» **Exercise instructions**
In the records below, find each line containing the word "администратором" and copy it.

**** Material shown ****

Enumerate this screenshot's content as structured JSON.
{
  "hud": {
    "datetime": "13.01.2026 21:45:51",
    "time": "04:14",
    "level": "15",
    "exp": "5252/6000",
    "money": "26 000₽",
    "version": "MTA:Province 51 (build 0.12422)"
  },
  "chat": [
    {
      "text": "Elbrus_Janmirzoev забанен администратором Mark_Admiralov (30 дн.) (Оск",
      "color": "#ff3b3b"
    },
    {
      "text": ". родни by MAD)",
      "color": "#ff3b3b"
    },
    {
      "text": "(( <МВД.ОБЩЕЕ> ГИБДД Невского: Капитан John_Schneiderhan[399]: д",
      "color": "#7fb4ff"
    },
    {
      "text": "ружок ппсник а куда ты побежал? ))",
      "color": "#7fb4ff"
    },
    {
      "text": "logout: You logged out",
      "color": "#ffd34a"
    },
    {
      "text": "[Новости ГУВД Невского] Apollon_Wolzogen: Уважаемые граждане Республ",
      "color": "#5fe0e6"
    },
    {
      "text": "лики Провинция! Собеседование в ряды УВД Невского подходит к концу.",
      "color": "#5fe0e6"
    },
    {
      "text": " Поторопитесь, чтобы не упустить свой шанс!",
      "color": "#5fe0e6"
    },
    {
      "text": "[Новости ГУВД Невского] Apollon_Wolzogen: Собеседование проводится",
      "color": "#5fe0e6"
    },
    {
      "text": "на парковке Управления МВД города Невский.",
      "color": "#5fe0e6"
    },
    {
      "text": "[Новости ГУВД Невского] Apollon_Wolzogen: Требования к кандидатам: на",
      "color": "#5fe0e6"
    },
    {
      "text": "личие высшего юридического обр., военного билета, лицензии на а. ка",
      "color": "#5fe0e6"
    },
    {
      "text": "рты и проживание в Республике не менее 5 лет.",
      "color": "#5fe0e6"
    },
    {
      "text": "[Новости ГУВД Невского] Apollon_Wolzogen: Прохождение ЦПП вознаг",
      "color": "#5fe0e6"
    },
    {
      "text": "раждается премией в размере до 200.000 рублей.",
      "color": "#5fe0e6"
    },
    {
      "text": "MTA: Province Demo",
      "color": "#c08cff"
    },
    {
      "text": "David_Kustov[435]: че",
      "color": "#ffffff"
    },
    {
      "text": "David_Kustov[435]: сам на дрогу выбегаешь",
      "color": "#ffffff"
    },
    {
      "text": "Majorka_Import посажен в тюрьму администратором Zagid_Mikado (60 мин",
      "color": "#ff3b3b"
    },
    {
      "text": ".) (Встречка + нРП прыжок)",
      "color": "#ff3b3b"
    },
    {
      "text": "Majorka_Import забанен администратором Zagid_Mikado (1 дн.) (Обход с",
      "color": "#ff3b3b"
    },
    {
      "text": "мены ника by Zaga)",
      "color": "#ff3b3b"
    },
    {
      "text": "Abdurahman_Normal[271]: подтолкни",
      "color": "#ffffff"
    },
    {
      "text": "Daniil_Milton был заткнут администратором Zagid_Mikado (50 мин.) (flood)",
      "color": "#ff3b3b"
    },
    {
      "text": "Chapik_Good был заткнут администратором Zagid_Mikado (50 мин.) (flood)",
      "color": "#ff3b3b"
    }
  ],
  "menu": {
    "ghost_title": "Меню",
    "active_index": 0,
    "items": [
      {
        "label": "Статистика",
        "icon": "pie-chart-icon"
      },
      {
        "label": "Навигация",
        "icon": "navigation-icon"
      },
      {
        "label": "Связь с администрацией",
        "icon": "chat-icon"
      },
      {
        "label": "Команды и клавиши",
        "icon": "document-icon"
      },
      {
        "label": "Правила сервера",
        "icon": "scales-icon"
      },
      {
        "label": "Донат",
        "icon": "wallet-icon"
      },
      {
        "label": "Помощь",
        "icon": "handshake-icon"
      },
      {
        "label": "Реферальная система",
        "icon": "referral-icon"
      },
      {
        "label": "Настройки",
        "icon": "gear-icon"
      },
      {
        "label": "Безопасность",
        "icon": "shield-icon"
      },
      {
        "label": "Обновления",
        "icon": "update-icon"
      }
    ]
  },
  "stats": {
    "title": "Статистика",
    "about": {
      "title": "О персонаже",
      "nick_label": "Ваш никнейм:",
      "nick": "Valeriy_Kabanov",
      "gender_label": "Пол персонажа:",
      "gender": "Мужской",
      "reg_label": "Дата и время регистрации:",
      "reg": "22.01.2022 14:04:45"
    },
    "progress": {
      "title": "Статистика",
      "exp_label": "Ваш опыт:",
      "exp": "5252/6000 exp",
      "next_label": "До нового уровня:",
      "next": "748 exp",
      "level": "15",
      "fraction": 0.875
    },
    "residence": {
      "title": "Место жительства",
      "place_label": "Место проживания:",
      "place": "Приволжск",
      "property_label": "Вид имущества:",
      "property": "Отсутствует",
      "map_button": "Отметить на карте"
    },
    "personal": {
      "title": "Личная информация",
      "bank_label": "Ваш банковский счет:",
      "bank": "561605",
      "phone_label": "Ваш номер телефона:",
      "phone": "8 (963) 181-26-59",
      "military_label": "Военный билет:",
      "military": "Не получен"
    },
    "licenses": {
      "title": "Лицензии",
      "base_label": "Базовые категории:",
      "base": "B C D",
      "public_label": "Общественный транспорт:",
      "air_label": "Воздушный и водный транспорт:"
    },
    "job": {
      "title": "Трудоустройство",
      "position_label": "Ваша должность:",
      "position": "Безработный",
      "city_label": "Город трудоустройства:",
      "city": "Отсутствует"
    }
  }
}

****
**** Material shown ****

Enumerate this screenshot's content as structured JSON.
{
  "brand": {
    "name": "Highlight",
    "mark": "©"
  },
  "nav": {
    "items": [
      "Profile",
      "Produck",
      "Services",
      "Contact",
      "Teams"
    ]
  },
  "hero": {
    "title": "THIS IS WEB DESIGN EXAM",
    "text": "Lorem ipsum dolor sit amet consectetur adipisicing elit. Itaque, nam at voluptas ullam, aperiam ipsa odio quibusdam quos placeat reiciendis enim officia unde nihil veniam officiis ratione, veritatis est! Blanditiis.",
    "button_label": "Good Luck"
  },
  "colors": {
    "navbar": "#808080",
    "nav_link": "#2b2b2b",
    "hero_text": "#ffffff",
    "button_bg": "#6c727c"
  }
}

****
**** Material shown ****

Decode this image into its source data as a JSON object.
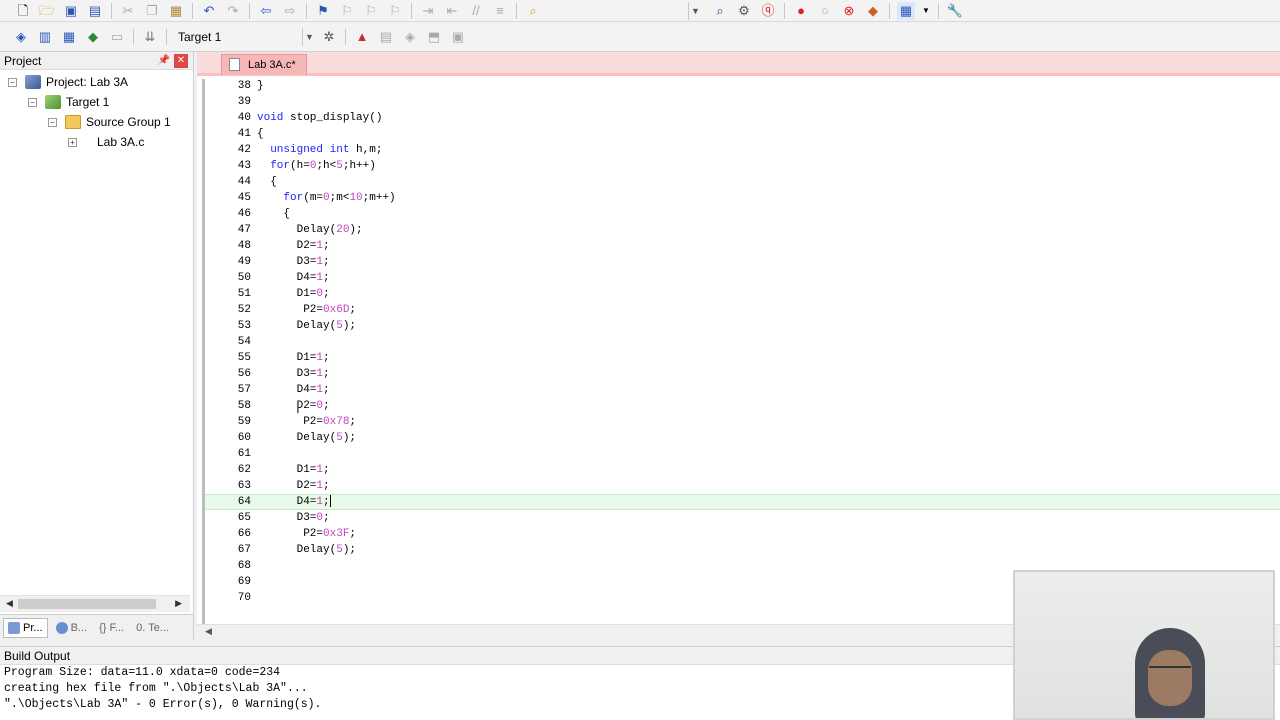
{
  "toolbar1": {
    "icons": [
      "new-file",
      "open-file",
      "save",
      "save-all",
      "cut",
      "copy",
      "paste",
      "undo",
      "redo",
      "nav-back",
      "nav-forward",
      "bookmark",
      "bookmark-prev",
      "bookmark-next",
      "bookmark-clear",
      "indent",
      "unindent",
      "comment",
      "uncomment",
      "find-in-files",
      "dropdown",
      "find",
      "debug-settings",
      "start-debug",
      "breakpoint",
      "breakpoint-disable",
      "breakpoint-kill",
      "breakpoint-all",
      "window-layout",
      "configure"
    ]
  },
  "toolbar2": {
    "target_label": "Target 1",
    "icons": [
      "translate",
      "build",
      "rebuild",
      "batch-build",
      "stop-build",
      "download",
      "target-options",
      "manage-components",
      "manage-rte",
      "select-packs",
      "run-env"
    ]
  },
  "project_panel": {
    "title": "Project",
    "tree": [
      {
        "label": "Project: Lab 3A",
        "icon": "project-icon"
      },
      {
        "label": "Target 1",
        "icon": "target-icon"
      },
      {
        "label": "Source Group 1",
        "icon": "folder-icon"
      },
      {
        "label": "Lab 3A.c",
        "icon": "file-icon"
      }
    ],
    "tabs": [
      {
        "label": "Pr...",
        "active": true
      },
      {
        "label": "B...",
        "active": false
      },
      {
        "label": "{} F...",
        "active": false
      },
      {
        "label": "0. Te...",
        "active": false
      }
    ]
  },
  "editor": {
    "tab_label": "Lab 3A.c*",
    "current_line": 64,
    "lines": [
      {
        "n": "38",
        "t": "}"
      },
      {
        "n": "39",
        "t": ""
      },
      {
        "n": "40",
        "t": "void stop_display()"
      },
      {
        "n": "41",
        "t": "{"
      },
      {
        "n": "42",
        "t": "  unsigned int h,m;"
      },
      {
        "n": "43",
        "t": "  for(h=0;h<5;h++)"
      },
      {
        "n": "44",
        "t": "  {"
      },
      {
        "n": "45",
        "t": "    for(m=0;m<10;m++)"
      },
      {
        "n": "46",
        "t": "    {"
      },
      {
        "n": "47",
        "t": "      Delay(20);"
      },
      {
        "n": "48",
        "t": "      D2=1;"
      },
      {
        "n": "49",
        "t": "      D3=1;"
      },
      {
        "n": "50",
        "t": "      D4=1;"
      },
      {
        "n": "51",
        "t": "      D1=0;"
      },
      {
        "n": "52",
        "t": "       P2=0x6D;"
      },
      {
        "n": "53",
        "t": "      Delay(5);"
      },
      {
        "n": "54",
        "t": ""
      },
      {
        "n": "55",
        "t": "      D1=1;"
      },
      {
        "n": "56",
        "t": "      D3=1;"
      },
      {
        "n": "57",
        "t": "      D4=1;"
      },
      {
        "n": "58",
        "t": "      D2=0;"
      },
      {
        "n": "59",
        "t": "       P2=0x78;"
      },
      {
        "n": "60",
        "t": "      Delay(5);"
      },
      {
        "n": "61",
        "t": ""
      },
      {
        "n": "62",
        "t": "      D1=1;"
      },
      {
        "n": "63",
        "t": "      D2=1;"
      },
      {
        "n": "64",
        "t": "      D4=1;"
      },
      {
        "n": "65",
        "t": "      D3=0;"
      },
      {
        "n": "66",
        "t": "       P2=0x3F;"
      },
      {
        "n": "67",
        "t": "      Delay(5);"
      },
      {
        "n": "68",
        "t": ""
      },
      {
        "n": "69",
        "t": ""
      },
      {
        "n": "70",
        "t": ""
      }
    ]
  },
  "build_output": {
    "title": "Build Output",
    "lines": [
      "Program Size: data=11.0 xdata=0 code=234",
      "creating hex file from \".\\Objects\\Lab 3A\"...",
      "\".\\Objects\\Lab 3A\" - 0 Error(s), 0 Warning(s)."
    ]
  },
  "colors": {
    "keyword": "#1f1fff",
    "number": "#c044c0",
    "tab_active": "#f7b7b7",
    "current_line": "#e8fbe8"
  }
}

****

» **Expected answer**
      "text": "Elbrus_Janmirzoev забанен администратором Mark_Admiralov (30 дн.) (Оск",
      "text": "Majorka_Import посажен в тюрьму администратором Zagid_Mikado (60 мин",
      "text": "Majorka_Import забанен администратором Zagid_Mikado (1 дн.) (Обход с",
      "text": "Daniil_Milton был заткнут администратором Zagid_Mikado (50 мин.) (flood)",
      "text": "Chapik_Good был заткнут администратором Zagid_Mikado (50 мин.) (flood)",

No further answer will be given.